Personal protective equipment (PPE) are items that will protect the wearer against potential health and safety risks at work. Required for a variety of industries such as construction and agriculture, PPE can change according to the wearer’s working conditions. Here’s why it’s important to use PPE.
Why is PPE Important?
According to the Health and Safety Executive (HSE), it’s important that the workplace is made as safe as possible. There should be instructions and procedures in place, and employees should have adequate training and supervision. But even after these safe systems of work have been applied, some hazards might remain.
These risks might be:
- Injury to the lungs - from breathing contaminated air.
- Injury to the head and feet - from falling items.
- Injury to the eyes - from debris and waste in the air.
- Injury to the skin - from contact with corrosive substances.
- Injury to the body - from extreme heat or cold.
That’s why PPE is needed. It’s a last resort, but will form the final barrier between your employees and the occupational hazards they face. It’s important that you choose the equipment carefully as it should safeguard against specific hazards. In addition, employees should be trained to use PPE correctly and know how to identify and report any faults.
What are the Different Types of PPE?
According to a 2016 Labour Force Survey (LFS), of the 5,055 non-fatal injuries reported between 2016 and 2017 for the construction industry, 13 percent were due to being struck by falling objects. This is what helmets are for. A helmet protects the wearer from the impact of falling or flying objects and from hair getting caught in machinery. It can also protect against chemical splashes.
A 2014 survey, commissioned by the European Union Occupational Safety and Health Agency, found that 63 percent of construction employees reported chemical and biological risks at work in the UK. Protective eye equipment doesn’t have to just shield the wearer’s eyes. It can also protect the face too. For example, a face shield can protect against a variety of things - such as chemical splashes, dust, gas and even radiation.
Different types of eye protection safeguard against different hazards so it’s important your choice is suitable for the job role.
Respiratory protective equipment (RPE) is a special kind of PPE that offers protection for the lungs. A 2016 survey conducted by LFS found that of the 80,000 participants, 3,000 construction workers suffered from breathing and lung problems that were caused or made worse by their work. This is why RPE is essential.
High visibility clothing isn’t a fashion statement - it’s essential if you want to keep your workers safe. They ensure that your workers can be easily seen in a variety of light conditions, from low light to broad daylight.
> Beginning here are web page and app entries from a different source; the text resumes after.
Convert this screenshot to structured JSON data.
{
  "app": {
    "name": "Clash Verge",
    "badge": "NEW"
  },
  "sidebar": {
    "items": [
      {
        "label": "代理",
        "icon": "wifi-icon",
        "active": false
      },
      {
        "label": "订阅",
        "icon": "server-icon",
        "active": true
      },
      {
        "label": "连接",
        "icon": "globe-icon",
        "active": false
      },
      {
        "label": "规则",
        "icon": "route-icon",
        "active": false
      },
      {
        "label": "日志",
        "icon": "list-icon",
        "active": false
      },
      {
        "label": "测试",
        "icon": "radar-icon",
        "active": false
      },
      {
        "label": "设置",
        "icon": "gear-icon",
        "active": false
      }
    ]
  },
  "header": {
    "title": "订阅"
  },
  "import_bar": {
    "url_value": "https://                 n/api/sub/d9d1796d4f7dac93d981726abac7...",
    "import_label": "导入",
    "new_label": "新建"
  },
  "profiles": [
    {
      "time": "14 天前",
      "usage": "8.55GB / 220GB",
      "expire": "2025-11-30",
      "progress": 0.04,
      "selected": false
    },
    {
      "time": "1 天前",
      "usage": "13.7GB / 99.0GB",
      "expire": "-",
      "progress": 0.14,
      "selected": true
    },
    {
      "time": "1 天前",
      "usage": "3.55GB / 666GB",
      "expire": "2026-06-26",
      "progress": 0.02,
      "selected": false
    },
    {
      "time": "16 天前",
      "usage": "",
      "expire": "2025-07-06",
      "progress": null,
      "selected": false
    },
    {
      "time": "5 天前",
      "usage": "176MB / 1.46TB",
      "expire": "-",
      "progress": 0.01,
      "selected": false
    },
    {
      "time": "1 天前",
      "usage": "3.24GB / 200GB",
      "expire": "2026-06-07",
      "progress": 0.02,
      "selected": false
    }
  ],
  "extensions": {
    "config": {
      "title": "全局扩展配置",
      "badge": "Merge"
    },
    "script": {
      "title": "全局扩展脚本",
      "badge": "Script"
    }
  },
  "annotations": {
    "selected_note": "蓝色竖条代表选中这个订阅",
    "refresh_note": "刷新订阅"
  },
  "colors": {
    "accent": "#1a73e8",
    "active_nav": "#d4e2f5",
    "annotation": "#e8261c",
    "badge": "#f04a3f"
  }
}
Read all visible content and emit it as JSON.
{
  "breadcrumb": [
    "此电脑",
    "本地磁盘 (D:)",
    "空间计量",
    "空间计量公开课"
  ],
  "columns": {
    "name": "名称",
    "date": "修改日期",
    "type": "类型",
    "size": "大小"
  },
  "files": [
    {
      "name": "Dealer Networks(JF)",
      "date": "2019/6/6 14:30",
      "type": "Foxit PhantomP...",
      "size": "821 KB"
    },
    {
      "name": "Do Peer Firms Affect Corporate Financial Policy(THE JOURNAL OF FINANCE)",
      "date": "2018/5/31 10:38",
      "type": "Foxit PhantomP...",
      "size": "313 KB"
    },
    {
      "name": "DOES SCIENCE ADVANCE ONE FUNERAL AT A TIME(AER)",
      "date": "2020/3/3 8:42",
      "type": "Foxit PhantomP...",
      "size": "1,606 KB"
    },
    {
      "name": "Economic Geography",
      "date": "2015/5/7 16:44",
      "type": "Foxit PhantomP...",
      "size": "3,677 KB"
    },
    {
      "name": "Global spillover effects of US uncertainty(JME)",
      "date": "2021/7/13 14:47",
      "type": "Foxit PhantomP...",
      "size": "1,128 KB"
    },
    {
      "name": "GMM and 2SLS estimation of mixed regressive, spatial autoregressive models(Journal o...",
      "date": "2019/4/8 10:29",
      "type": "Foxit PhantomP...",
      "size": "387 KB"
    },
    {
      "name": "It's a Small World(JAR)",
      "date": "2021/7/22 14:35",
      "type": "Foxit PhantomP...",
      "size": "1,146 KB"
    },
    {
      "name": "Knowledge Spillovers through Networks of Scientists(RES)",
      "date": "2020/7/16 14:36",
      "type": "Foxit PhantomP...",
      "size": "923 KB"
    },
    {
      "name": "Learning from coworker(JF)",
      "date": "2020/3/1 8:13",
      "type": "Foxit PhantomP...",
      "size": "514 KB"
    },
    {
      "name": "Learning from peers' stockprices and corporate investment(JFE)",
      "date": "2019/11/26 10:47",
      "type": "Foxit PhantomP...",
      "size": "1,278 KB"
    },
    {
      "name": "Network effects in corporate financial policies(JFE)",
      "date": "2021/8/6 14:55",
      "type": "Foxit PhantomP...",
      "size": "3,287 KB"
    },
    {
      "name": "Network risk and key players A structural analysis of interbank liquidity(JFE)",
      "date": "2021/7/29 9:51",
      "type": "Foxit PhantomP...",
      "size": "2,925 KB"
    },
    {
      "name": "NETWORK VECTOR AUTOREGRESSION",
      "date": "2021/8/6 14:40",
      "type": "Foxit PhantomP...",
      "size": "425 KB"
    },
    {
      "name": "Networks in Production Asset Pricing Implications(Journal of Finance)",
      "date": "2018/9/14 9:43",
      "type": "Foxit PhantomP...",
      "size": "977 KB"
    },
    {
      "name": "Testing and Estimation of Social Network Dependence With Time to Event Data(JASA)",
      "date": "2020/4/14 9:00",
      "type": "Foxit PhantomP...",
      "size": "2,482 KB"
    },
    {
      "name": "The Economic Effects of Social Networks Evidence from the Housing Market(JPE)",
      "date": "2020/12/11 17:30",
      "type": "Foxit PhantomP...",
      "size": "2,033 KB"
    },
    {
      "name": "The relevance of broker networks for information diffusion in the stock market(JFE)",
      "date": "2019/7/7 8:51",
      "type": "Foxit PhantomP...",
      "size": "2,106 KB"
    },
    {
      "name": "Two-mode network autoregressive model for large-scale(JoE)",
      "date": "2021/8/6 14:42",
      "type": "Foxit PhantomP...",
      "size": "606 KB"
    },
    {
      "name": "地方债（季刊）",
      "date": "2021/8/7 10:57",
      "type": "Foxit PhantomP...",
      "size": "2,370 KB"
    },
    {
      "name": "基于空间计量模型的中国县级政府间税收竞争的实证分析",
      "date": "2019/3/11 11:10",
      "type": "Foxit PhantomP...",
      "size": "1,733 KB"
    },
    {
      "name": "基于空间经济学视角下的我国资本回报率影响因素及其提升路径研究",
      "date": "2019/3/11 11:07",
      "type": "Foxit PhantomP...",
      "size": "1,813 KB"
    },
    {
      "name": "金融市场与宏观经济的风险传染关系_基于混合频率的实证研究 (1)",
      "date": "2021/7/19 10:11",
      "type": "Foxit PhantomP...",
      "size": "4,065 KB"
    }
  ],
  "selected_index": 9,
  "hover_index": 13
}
Hi-vis vests are the most popular types of hi-vis clothing and there are different things to consider when you’re picking them for your construction team. For starters, there are different levels of protection, based on the type of clothing and level of visibility they offer. The lowest level (Class 1) should only be worn in minimal risk zones while the highest level (Class 3) provides the best chance of being visible.
According to the HSE, there has been an increase in incidences of contact dermatitis in construction workers. In addition, carpal tunnel syndrome can also affect construction workers. This is what workwear gloves are for. They’ll protect your employees’ hands and arms from abrasions, extreme temperatures, cuts, punctures, electric shocks, chemicals, vibrations and more.
Different rigger gloves offer varying levels of protection so make sure you choose the pairs that are best suited for the job role.
Of the 5,055 non-fatal injuries reported in the 2016-17 period, construction employees were most likely to suffer from slips, trips and falls. The slip and trip hazard is one of the most prevalent in every industry but is particularly so in construction as there can be a variety of debris littering the floor.
But it’s not just slip hazards. Heavy and sharp items can easily crush or pierce the feet and legs too. So, it’s important that your employees are wearing the appropriate safety footwear to ensure that their feet and legs are as protected from hazards as the rest of their body.
Make Sure Your Outdoor Workers are Protected This Summer
PPE is essential but it’s only one thing out of the many you need to make sure your outdoor workers are protected from occupational hazards. Summer brings its own set of seasonal hazards, such as UV rays and high temperatures. Download our Summer Guide which will inform you of all the summer-related hazards you need to protect against and how to go about it.